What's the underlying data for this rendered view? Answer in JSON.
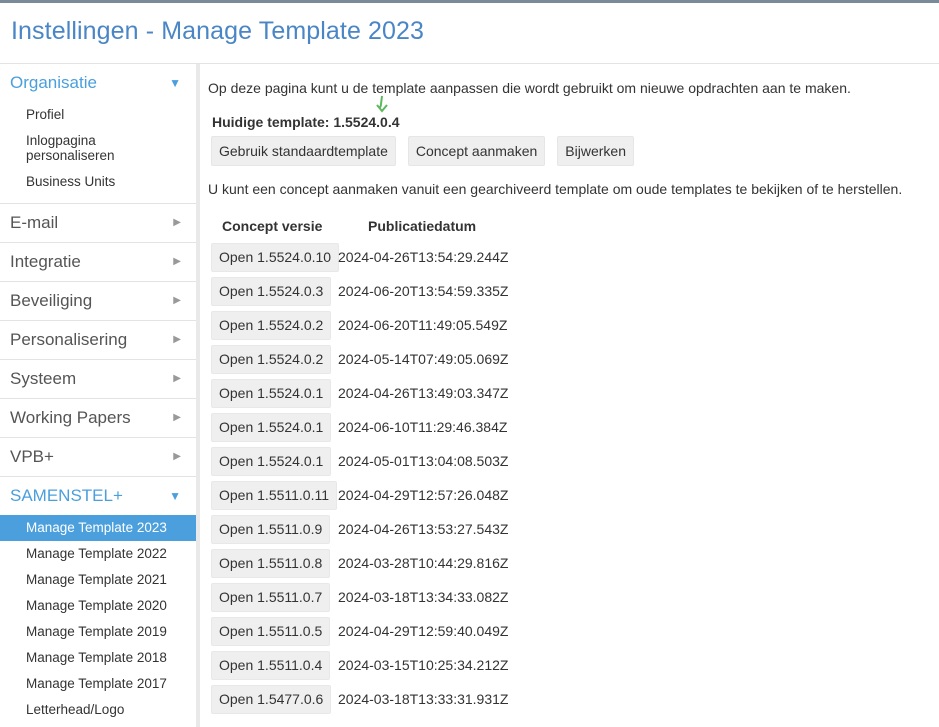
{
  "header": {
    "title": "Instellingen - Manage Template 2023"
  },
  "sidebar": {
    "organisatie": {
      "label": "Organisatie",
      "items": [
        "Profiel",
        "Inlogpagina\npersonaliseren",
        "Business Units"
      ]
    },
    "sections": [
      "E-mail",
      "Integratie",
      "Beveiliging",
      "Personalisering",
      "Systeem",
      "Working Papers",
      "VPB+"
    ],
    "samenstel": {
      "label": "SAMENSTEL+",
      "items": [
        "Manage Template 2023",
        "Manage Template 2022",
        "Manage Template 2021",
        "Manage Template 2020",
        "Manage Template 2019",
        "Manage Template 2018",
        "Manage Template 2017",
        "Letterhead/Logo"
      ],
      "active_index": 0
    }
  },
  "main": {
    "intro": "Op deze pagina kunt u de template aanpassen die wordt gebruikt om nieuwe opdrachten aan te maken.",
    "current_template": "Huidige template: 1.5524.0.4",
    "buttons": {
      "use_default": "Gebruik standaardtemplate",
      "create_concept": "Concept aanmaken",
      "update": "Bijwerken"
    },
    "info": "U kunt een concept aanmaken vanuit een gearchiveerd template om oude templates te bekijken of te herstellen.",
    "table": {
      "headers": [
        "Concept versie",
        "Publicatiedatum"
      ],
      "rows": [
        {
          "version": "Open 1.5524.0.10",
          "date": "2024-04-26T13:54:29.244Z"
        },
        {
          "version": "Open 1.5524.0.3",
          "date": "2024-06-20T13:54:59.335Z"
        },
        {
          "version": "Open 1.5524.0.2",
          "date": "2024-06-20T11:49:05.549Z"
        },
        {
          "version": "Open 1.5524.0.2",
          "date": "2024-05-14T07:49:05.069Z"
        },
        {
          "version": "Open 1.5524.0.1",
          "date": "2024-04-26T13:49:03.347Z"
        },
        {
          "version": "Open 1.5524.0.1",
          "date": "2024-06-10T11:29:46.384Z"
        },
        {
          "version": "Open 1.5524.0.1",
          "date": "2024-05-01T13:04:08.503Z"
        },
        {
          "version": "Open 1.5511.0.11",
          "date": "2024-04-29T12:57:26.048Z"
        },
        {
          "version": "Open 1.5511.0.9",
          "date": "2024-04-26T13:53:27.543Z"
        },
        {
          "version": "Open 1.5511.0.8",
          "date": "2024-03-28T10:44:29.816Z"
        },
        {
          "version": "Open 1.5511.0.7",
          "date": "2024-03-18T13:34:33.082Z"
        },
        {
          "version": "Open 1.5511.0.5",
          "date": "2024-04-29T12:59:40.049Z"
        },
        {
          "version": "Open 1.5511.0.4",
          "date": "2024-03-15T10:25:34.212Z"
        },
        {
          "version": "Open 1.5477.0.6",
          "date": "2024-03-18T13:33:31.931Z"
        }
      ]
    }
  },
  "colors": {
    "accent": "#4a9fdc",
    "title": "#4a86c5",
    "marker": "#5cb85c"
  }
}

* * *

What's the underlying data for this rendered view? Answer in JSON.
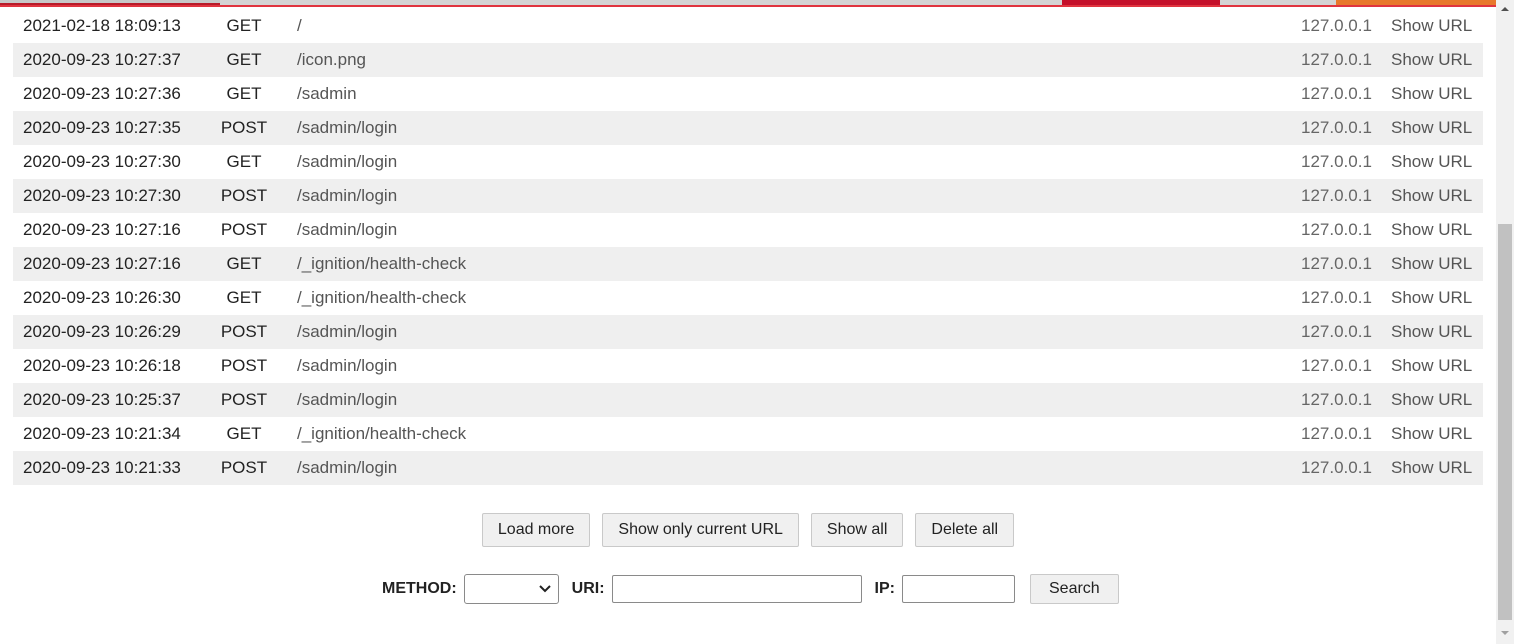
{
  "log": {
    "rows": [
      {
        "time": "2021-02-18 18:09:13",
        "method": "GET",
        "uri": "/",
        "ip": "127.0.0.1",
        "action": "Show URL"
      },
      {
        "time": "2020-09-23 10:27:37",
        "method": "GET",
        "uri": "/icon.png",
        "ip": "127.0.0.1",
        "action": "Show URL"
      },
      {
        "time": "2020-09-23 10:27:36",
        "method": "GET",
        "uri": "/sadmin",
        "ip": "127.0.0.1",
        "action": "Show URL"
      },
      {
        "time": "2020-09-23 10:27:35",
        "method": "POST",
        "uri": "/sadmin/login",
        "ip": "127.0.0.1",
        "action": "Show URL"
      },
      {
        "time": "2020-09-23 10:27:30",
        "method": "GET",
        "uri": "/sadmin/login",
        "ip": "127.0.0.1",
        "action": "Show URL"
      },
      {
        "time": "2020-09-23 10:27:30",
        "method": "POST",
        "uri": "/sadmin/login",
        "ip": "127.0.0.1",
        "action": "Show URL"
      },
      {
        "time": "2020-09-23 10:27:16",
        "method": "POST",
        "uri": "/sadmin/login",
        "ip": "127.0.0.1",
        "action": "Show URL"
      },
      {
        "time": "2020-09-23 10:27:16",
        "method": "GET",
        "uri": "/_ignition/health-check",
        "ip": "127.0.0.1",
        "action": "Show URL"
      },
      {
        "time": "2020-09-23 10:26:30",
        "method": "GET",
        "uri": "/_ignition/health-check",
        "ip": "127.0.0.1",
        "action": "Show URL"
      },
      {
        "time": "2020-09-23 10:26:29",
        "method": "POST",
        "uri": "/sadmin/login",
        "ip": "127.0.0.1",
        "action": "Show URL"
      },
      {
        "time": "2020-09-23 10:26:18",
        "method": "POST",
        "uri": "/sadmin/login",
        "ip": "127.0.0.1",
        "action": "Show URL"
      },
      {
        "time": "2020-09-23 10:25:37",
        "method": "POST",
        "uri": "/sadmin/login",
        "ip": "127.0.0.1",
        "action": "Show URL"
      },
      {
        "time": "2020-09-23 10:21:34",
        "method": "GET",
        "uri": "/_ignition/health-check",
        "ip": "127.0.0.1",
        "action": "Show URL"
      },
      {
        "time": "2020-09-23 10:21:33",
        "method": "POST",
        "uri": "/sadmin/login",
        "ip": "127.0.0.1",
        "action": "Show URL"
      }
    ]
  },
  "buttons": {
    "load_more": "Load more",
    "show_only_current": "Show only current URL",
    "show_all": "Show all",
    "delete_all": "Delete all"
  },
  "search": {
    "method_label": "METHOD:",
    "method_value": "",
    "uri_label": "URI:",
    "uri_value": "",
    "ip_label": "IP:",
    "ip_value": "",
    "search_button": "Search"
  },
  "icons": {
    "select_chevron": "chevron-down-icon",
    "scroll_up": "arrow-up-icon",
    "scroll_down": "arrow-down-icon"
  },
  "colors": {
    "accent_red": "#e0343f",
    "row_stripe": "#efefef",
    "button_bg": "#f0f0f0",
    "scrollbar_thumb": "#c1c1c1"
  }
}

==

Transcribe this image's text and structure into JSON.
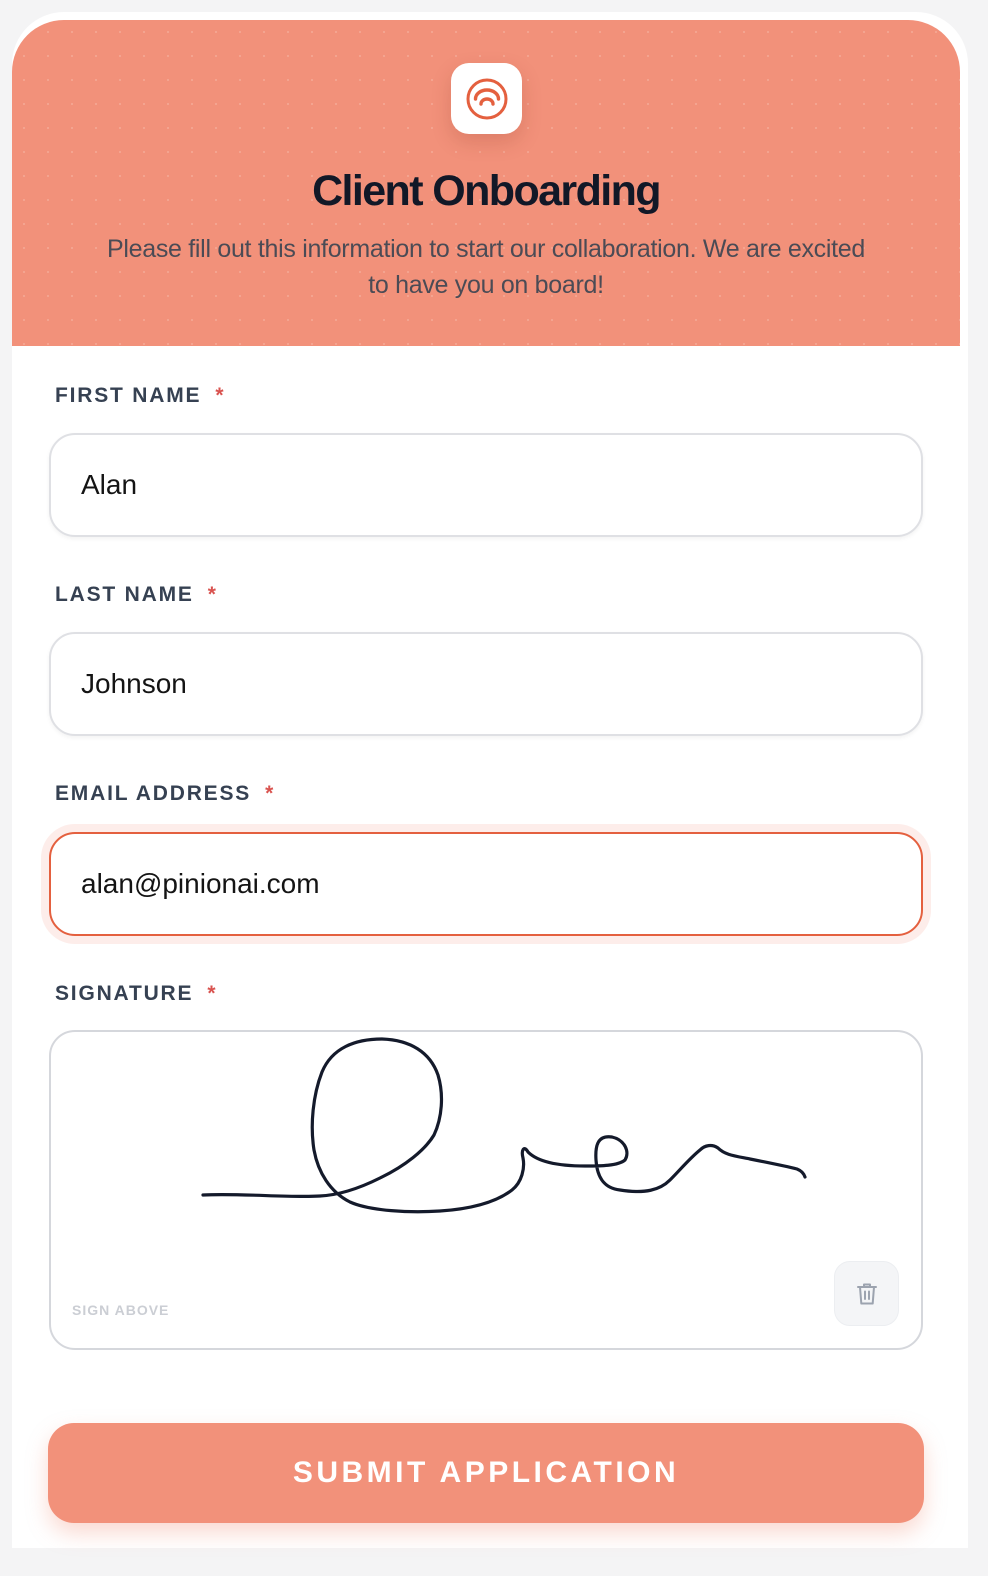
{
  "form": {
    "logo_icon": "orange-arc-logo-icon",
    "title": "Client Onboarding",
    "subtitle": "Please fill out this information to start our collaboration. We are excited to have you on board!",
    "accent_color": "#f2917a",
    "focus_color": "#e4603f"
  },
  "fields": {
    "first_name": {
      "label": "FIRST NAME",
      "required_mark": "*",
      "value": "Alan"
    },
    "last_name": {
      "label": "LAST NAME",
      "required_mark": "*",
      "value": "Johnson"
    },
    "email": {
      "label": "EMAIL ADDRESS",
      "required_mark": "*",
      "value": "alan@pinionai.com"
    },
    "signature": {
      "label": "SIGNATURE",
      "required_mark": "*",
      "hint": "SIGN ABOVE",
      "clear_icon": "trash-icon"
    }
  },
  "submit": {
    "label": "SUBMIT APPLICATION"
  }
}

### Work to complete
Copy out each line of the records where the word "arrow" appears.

### Solution for this exercise
    "scroll_up": "arrow-up-icon",
    "scroll_down": "arrow-down-icon"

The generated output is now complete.